    The quote you use from my post is indeed true, but there is more to it than that. Ilford, Kodak and Fuji, to name 3, add special agents to the film to protect against freezer damage. This includes things such as sorbitol and carbowax, which are humectants. In any case, the biggest harm to long term freezing is moisture damage and there the film emulsion sticks to the base side when rolled up. Again the big 3 take steps to avoid this.

    And thanks, yes, now I see the spots. Very unusual.

    PE
     
  23. Alessandro Serrao

    Alessandro Serrao Member

    Messages:
    997
    Joined:
    Oct 20, 2004
    Location:
    Rome, Italy
    Shooter:
    35mm
  24. Photo Engineer

    Photo Engineer Subscriber

    Messages:
    25,894
    Joined:
    Apr 19, 2005
    Location:
    Rochester, NY
    Shooter:
    Multi Format
    Well, I read Simon Galley's post there and he reiterated some of what I said.
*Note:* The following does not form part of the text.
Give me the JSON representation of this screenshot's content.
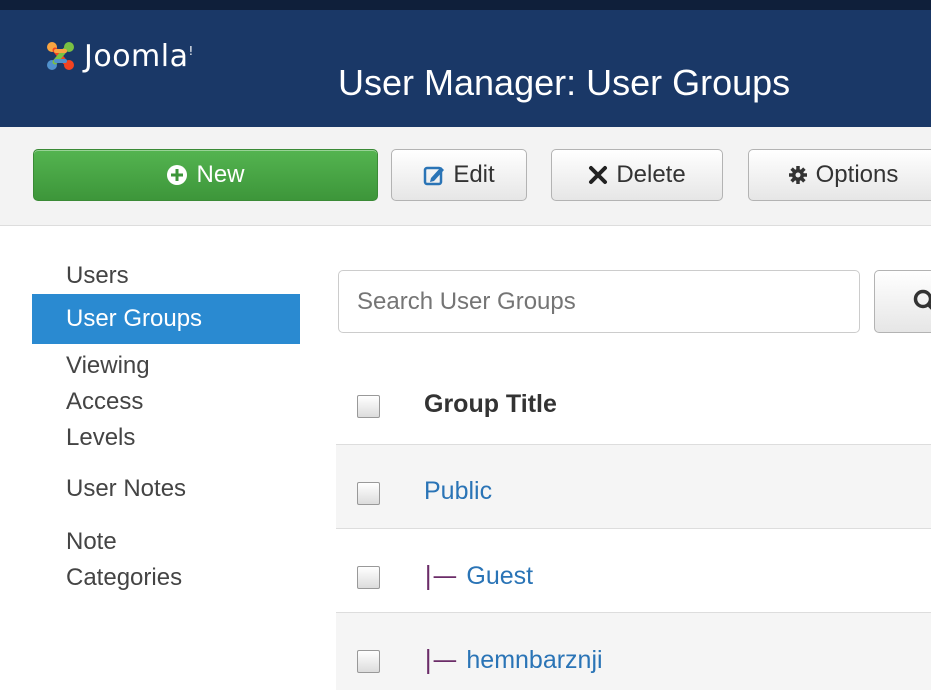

As for Dr5's post, I could not see it clearly in the pictures. In a transparency, this would be a white spot, not a black spot.

    My only thought is to use a prewet.

    PE
     
  25. Alessandro Serrao

    Alessandro Serrao Member

    Messages:
    997
    Joined:
    Oct 20, 2004
    Location:
    Rome, Italy
    Shooter:
    35mm
    Infact in Dr5 images there are tiny white spots in the sky areas.
    It seems this is (or better was) a relatively common problem with PanF+ in recent years, admitted by Ilford itself.
    The OP on that thread (Michael W) said that finally Ilford acknowledge it was a film problem but didn't managed to find out why. They sent Michael some new PanF+ rolls (exp date 2014) that he developed with no problem.
    I'm waiting to get in touch with Simon at Ilford to send them the negatives.

    One thing is sure: I cannot afford to pay 5,6€ for a roll that is hit-or-miss. I wouldn't want this to be the right time to switch to digital and never look back...
     
  26. Photo Engineer

    Photo Engineer Subscriber

    Messages:
    25,894
    Joined:
    Apr 19, 2005
    Location:
    Rochester, NY
    Shooter:
    Multi Format
    Alessandro;

    What you see are not pinholes in the classic sense. Pinholes are tinier than what I see. Air bubbles are just slightly larger than pinholes (2 effects technically but often confused as they look the same). Yours are larger.

    As for seeing them in Dr5's pics, it is hard to tell due to the clouds. I'm sorry that I was not clear. With all of the clouds, I just cannot say with certainty that the problem is there in the sky or how bad the problem is. In any event, what I saw did not look like your problem entirely. But, I rely on his judgment.

    PE